**Extracted data:**
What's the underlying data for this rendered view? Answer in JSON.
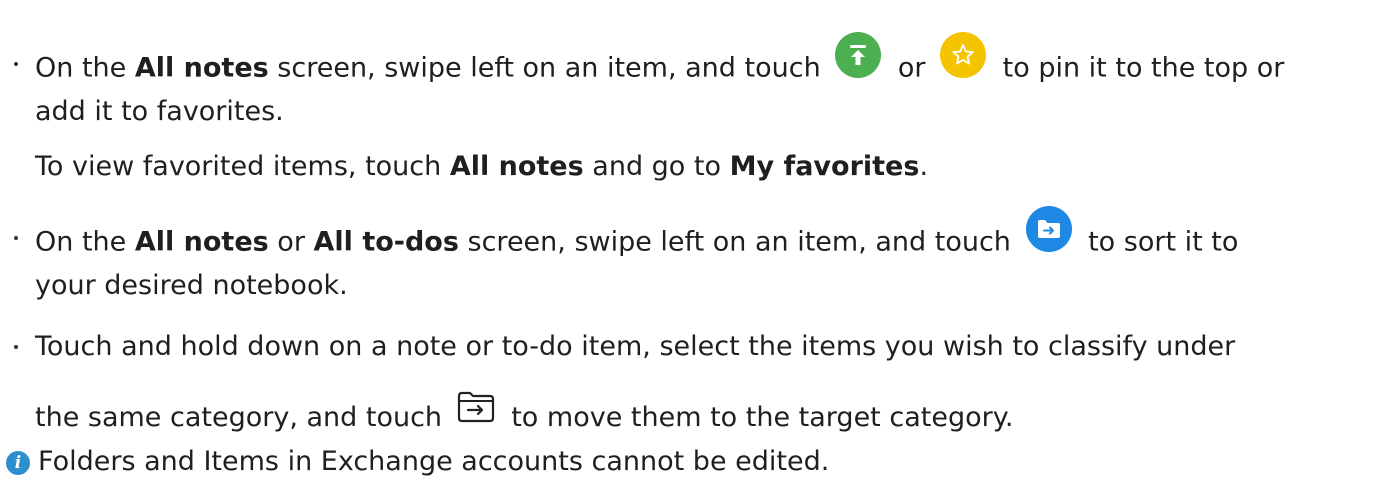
{
  "items": [
    {
      "line1": {
        "t1": "On the ",
        "b1": "All notes",
        "t2": " screen, swipe left on an item, and touch ",
        "t3": " or ",
        "t4": " to pin it to the top or"
      },
      "line2": "add it to favorites.",
      "line3": {
        "t1": "To view favorited items, touch ",
        "b1": "All notes",
        "t2": " and go to ",
        "b2": "My favorites",
        "t3": "."
      }
    },
    {
      "line1": {
        "t1": "On the ",
        "b1": "All notes",
        "t2": " or ",
        "b2": "All to-dos",
        "t3": " screen, swipe left on an item, and touch ",
        "t4": " to sort it to"
      },
      "line2": "your desired notebook."
    },
    {
      "line1": "Touch and hold down on a note or to-do item, select the items you wish to classify under",
      "line2": {
        "t1": "the same category, and touch ",
        "t2": " to move them to the target category."
      }
    }
  ],
  "note": "Folders and Items in Exchange accounts cannot be edited.",
  "icons": {
    "pin": "pin-to-top-icon",
    "favorite": "favorite-star-icon",
    "sort": "move-to-notebook-icon",
    "move": "move-to-category-icon",
    "info": "info-icon"
  },
  "colors": {
    "pin": "#4caf50",
    "favorite": "#f5c400",
    "sort": "#1e88e5",
    "info": "#2e8fcf"
  }
}
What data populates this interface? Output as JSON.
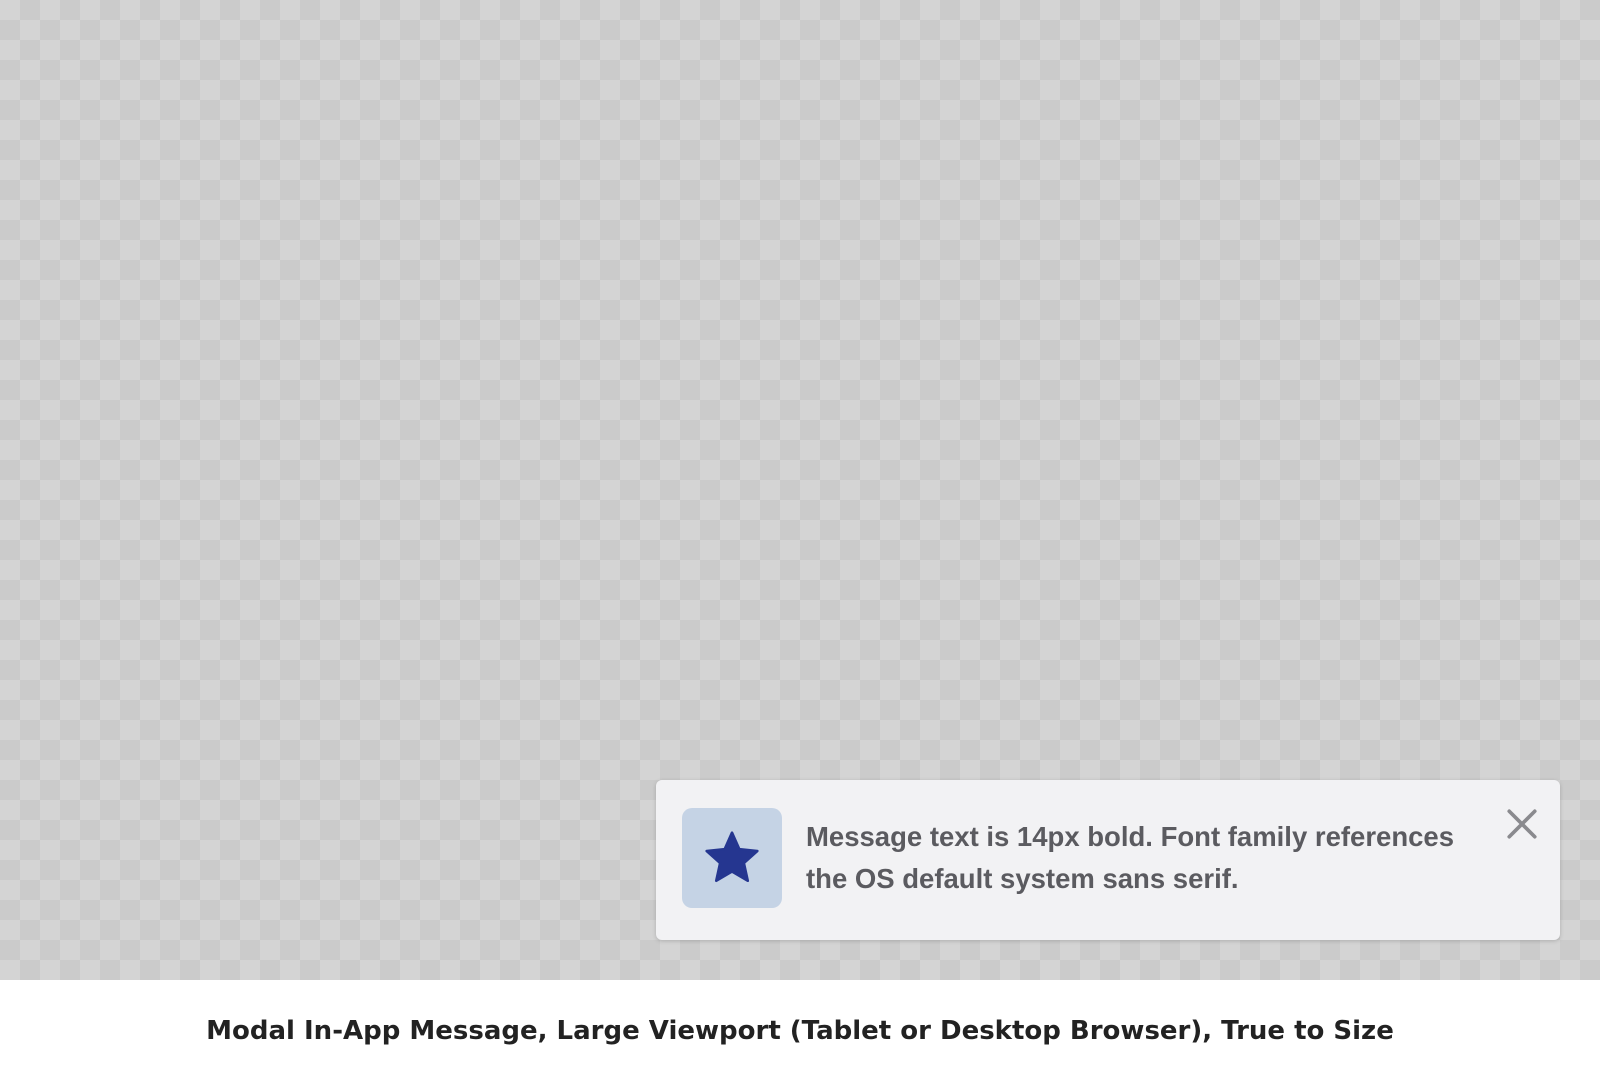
{
  "modal": {
    "message": "Message text is 14px bold. Font family references the OS default system sans serif.",
    "icon": "star-icon",
    "close_icon": "close-icon",
    "colors": {
      "background": "#f2f2f4",
      "icon_background": "#c5d3e5",
      "icon": "#253690",
      "text": "#5b5b60",
      "close": "#8a8a8e"
    }
  },
  "caption": "Modal In-App Message, Large Viewport (Tablet or Desktop Browser), True to Size"
}
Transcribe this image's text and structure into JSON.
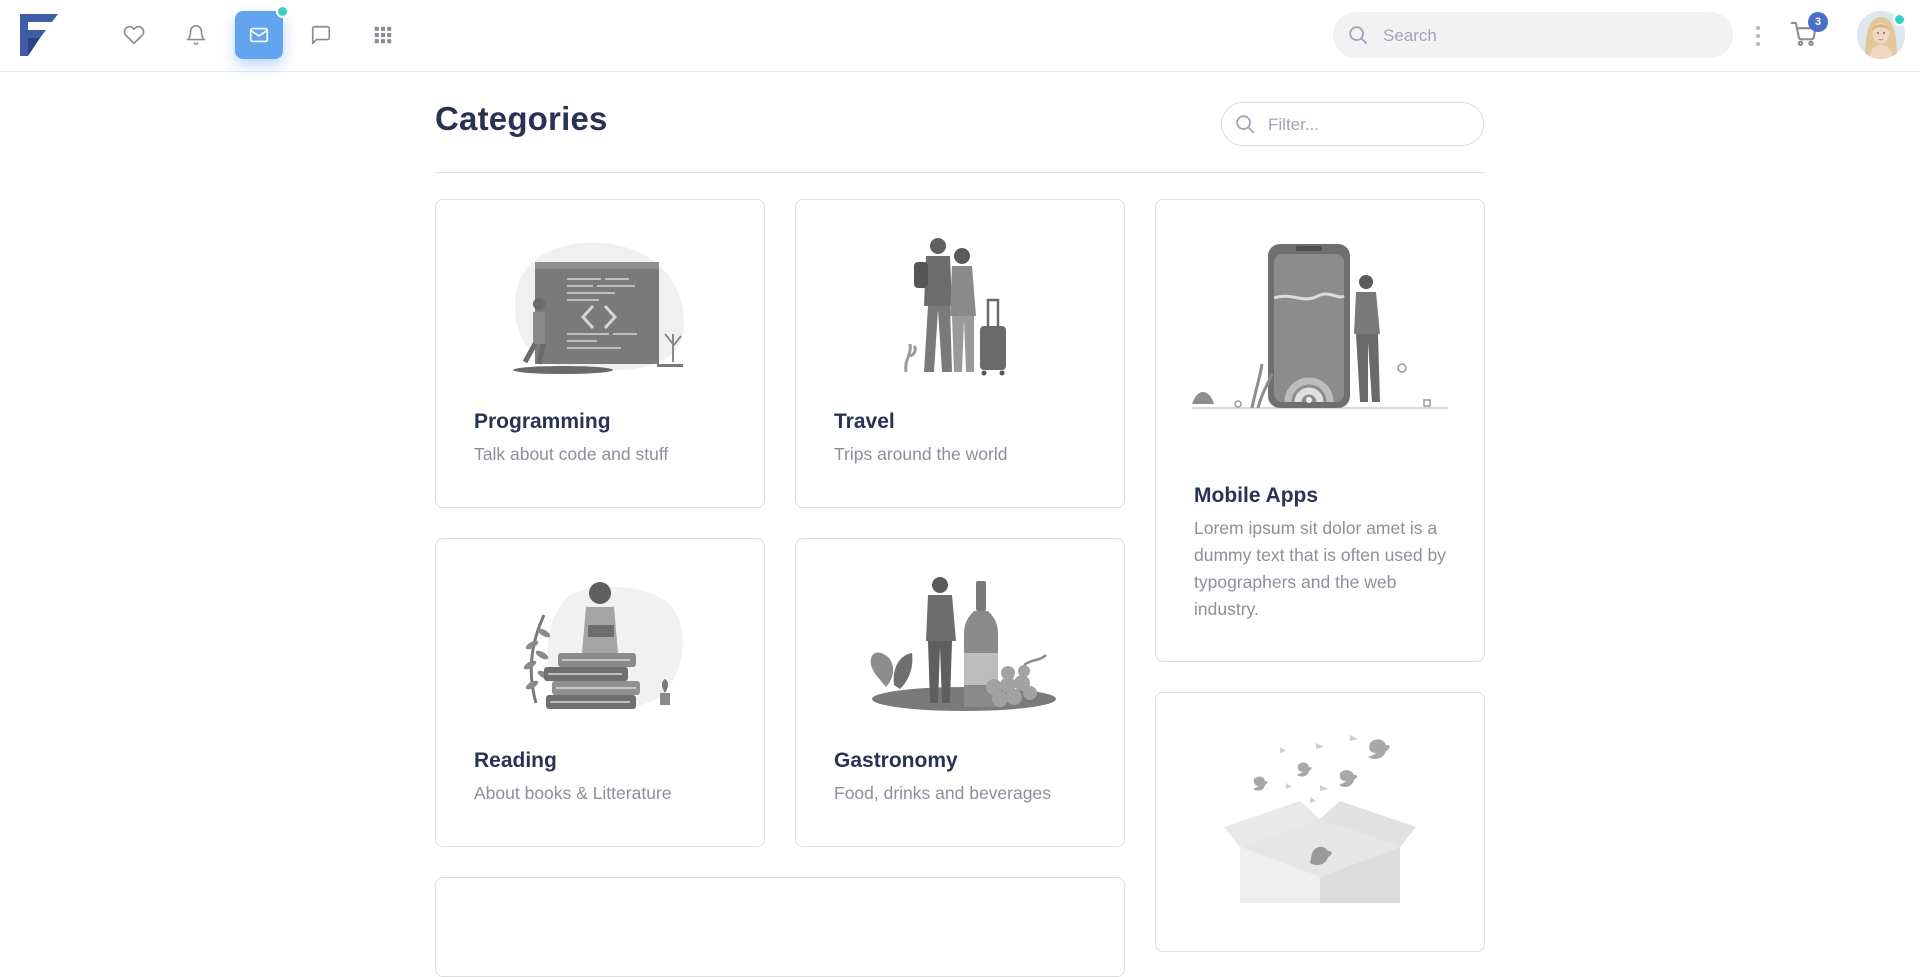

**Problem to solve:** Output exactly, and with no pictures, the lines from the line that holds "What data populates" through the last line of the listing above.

**Written response:**
What data populates this interface? Output as JSON.
{
  "modal": {
    "message": "Message text is 14px bold. Font family references the OS default system sans serif.",
    "icon": "star-icon",
    "close_icon": "close-icon",
    "colors": {
      "background": "#f2f2f4",
      "icon_background": "#c5d3e5",
      "icon": "#253690",
      "text": "#5b5b60",
      "close": "#8a8a8e"
    }
  },
  "caption": "Modal In-App Message, Large Viewport (Tablet or Desktop Browser), True to Size"
}
Transcribe this image's text and structure into JSON.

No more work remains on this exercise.